For Charney, the street was itself a representation of the city’s cultural background. “The physical traces of the streets define a bond between people and the city as a collective, public artifact that subsumes individual buildings,” he wrote in 1977 as published in the book On Architecture: Melvin Charney, A Critical Anthology.
The presented artworks tackled themes related to the history of Montreal, its urban development, and activism in the community. Artist Françoise Sullivan presented a creation titled Legend of Artists. This piece featured archives of meaningful art movements in Montreal. They were displayed in large boxes placed on top of steel legs, and each contained objects, texts, and photos recalling a specific artistic practice.
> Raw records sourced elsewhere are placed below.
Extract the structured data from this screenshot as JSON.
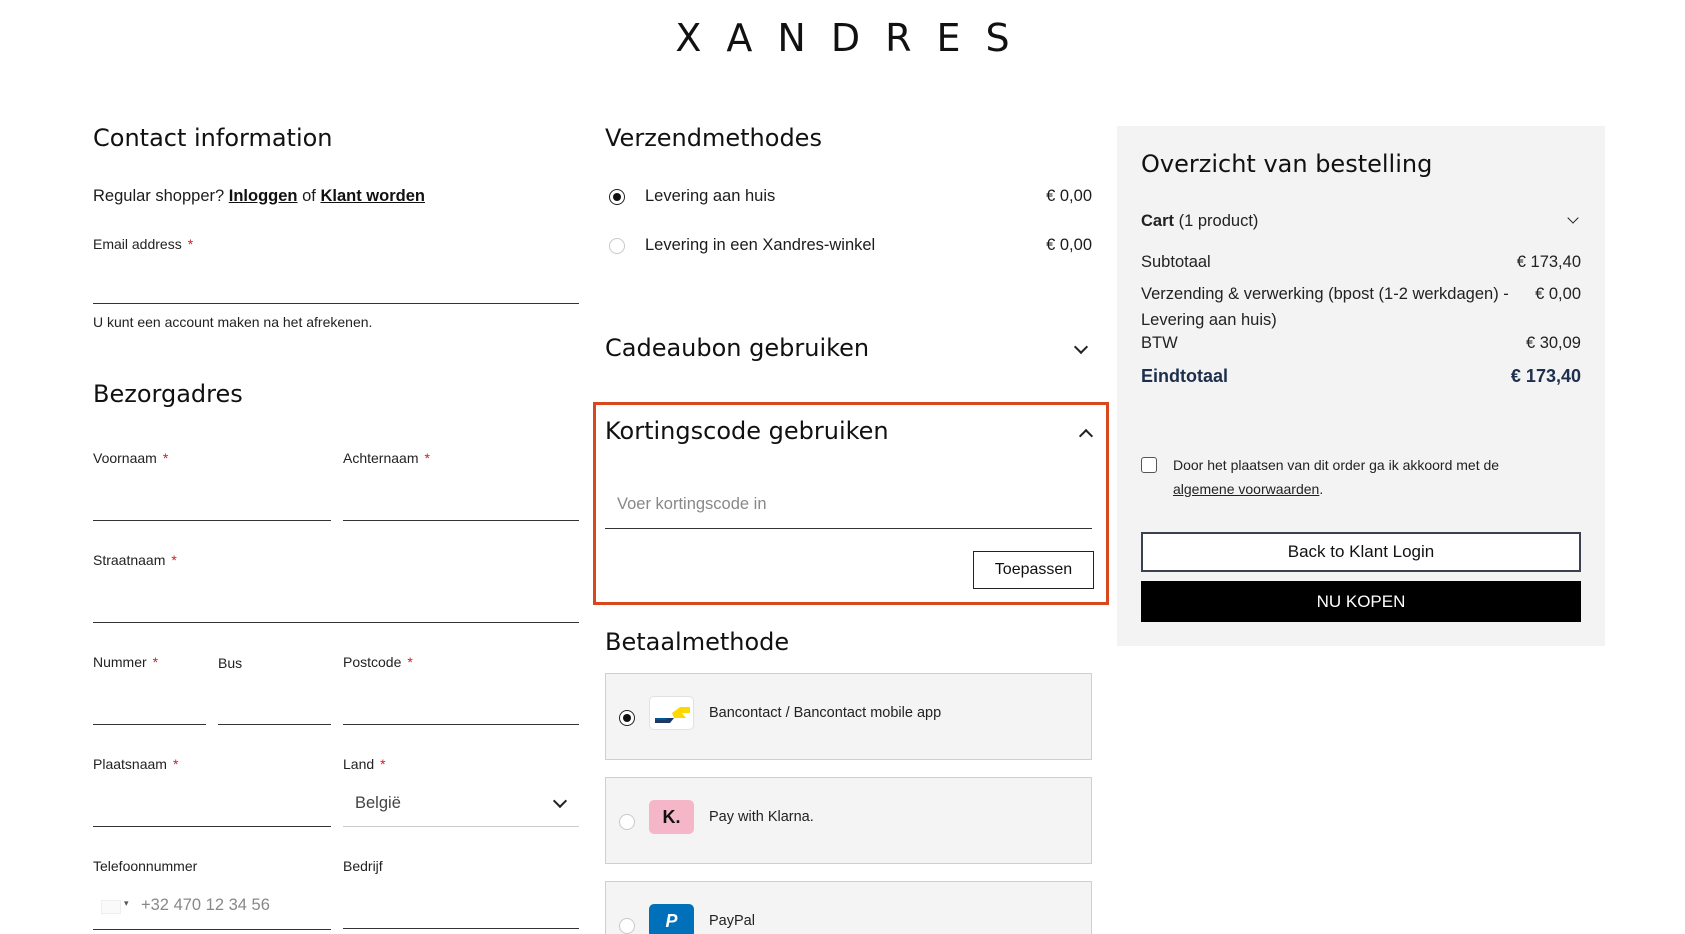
{
  "brand": {
    "logo": "XANDRES"
  },
  "contact": {
    "title": "Contact information",
    "shopper_prefix": "Regular shopper?",
    "login_link": "Inloggen",
    "or": "of",
    "register_link": "Klant worden",
    "email_label": "Email address",
    "account_note": "U kunt een account maken na het afrekenen."
  },
  "address": {
    "title": "Bezorgadres",
    "firstname_label": "Voornaam",
    "lastname_label": "Achternaam",
    "street_label": "Straatnaam",
    "number_label": "Nummer",
    "bus_label": "Bus",
    "postcode_label": "Postcode",
    "city_label": "Plaatsnaam",
    "country_label": "Land",
    "country_value": "België",
    "phone_label": "Telefoonnummer",
    "phone_placeholder": "+32 470 12 34 56",
    "company_label": "Bedrijf",
    "required_mark": "*"
  },
  "shipping": {
    "title": "Verzendmethodes",
    "options": [
      {
        "label": "Levering aan huis",
        "price": "€ 0,00",
        "selected": true
      },
      {
        "label": "Levering in een Xandres-winkel",
        "price": "€ 0,00",
        "selected": false
      }
    ]
  },
  "giftcard": {
    "title": "Cadeaubon gebruiken"
  },
  "discount": {
    "title": "Kortingscode gebruiken",
    "placeholder": "Voer kortingscode in",
    "apply_label": "Toepassen",
    "highlight_color": "#d9481c"
  },
  "payment": {
    "title": "Betaalmethode",
    "methods": [
      {
        "label": "Bancontact / Bancontact mobile app",
        "icon": "bancontact-logo",
        "selected": true
      },
      {
        "label": "Pay with Klarna.",
        "icon": "klarna-logo",
        "badge": "K.",
        "selected": false
      },
      {
        "label": "PayPal",
        "icon": "paypal-logo",
        "badge": "P",
        "selected": false
      }
    ]
  },
  "summary": {
    "title": "Overzicht van bestelling",
    "cart_label": "Cart",
    "cart_count": "(1 product)",
    "subtotal_label": "Subtotaal",
    "subtotal_value": "€ 173,40",
    "shipping_label": "Verzending & verwerking (bpost (1-2 werkdagen) - Levering aan huis)",
    "shipping_value": "€ 0,00",
    "tax_label": "BTW",
    "tax_value": "€ 30,09",
    "total_label": "Eindtotaal",
    "total_value": "€ 173,40",
    "terms_text": "Door het plaatsen van dit order ga ik akkoord met de",
    "terms_link": "algemene voorwaarden",
    "terms_end": ".",
    "back_button": "Back to Klant Login",
    "buy_button": "NU KOPEN"
  }
}
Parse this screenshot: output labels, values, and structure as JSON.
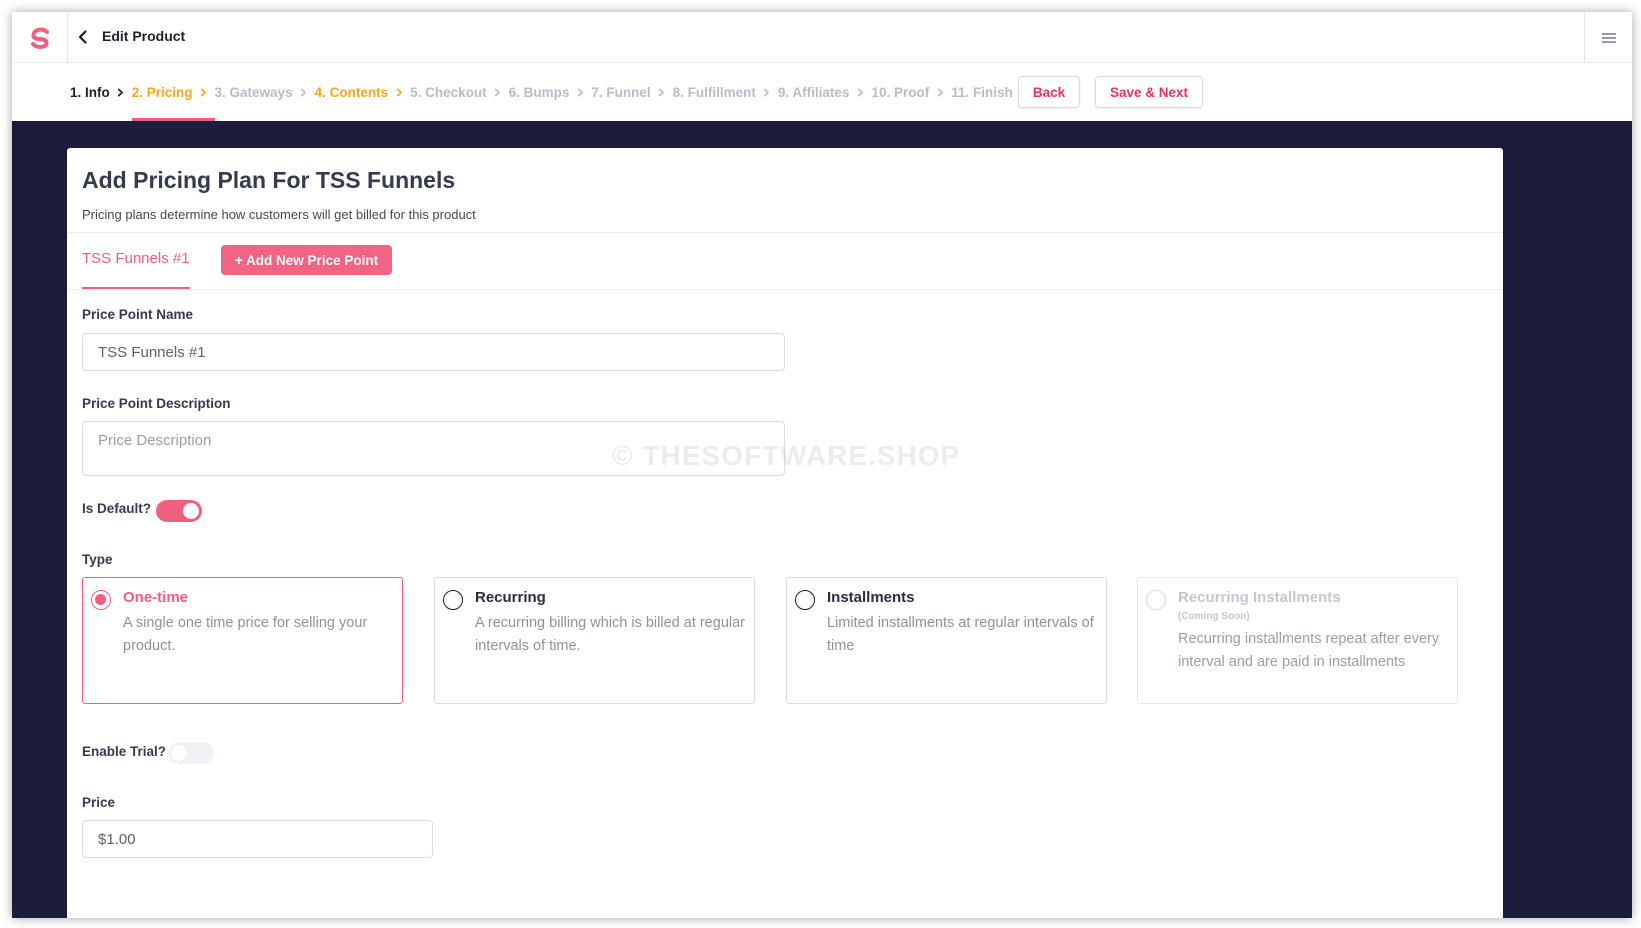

Those mini-exhibitions were placed in arts venues as well as in front of the homes of artists who inspired Sullivan, such as Paul-Émile Borduas and Émile Nelligan.
Legend of Artists reached passersby and accompanied their walk on Sherbrooke St. while providing a historical background on cultural events related to the site. Charney’s creation for the exhibition also touched on historical features, but through one monumental work. Entitled Les maisons de la rue Sherbrooke, the piece was a life-size imitation of an apartment building’s facade. The empty lot where it was presented was previously occupied by Victorian style buildings that had been destroyed by the city.
Charney’s installation replicated the aesthetic of the new modern buildings that were built in the neighbourhood. The piece engaged with reflections on the treatment of the city’s architectural heritage.
Despite its short existence, Corridart is still recognized today for its ideas regarding the reappropriation of everyday urban spaces by pedestrians. According to Sloan, Charney was “proposing a theory of the street itself as the site of urban knowledge.”
Following the destruction of the exhibition, a group of artists who had participated in it sued the city of Montreal for $350,000. The controversy around this project became famous and the plaintiffs eventually received a total of $85,000 12 years later through a settlement agreement with the city.
Visuals by Taylor Reddam